Review: Burn after viewing

Bonet, Kadhja

“Burn After Reading” sports a powerhouse cast including George Clooney, Frances McDormand, Brad Pitt and John Malkovich. The film takes advantage of intricate and compelling visual compositions, laugh out loud moments, and strong performances by all of the aforementioned actors, especially Malkovich and Pitt. It is the Coen brothers’ latest edition to their corrupt and comical movies, and well, they’ve done it again. That of course depends on what “it” is referring to.

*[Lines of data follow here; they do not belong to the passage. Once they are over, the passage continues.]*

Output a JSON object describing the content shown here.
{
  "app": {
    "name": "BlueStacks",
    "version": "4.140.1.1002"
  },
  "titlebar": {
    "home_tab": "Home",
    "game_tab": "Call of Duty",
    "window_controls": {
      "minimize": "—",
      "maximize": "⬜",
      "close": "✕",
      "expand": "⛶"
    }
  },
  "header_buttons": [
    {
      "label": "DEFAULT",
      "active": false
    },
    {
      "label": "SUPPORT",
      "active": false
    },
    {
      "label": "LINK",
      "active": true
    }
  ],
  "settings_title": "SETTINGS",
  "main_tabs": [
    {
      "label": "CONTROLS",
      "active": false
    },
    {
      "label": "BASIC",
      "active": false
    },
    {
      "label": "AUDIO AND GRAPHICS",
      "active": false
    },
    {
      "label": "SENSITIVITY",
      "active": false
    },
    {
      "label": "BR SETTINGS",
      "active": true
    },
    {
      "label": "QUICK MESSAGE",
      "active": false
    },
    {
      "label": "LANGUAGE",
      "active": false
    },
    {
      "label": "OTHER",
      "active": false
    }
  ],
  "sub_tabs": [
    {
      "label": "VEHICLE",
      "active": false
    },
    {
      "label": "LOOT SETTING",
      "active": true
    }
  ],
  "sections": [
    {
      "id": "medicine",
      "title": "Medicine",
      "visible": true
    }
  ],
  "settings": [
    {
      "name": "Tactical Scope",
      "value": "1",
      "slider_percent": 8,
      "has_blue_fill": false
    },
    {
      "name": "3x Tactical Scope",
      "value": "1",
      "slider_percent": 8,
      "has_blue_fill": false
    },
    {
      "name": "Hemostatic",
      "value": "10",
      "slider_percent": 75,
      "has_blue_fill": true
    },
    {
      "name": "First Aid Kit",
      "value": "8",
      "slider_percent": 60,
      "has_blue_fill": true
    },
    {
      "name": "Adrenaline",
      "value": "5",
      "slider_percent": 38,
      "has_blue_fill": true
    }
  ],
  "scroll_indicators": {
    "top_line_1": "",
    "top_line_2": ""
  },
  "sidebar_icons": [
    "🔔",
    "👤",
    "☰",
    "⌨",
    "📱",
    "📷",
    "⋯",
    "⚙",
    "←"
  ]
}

“Burn After Reading” is nothing new. All of the Coen brothers’ films contain the same basic elements of plot; neurotic or eccentric characters are driven to pursue a fortune that is out of reach, and while the degree of gore fluctuates depending on the seriousness of each movie, the impractical struggle usually results in demented and violent consequences, maintaining a surreal level of delusion throughout the whole ordeal.

This rendition of the story, which starts off kind of slow, involves an awkward and painfully insecure middle-aged fitness instructor (McDormand). She is willing to go to scary lengths to afford cosmetic surgery and refurbish life’s gusto. When she and a coworker (Pitt), stumble across classified intelligence documents, they see it as a leverage tool to make some quick cash, blackmailing the agent (Malkovich) to whom they belong. The resulting mess, involving an oversexed federal marshal (Clooney) is wry, witty, and a little depleted.

Though on the lighter side of their films (somewhere between “Fargo” and “Raising Arizona”), “Burn After Reading” fails to produce any air of originality or depth. The Coens have so far been able to utilize the same plot formula with notable success, winning much praise for movies such as “Fargo,” “No Country for Old Men,” and “O Brother, Where Art Thou?”, all movies worth seeing. However, it’s possible that their ability to throw provocative and novel spin on a once powerful gimmick has reached a breaking point.

Unlike some of their more intriguing films like “The Man Who Wasn’t There,” or “Miller’s Crossing,” this one leaves you with nothing to chew on and gravely unsatisfied, scarcely tapping into an emotion or reflection. “Burn After Reading” is worth a viewing for a quick laugh, but unfortunately, cannot stand on the podium with the other, notable members of the Coen collection.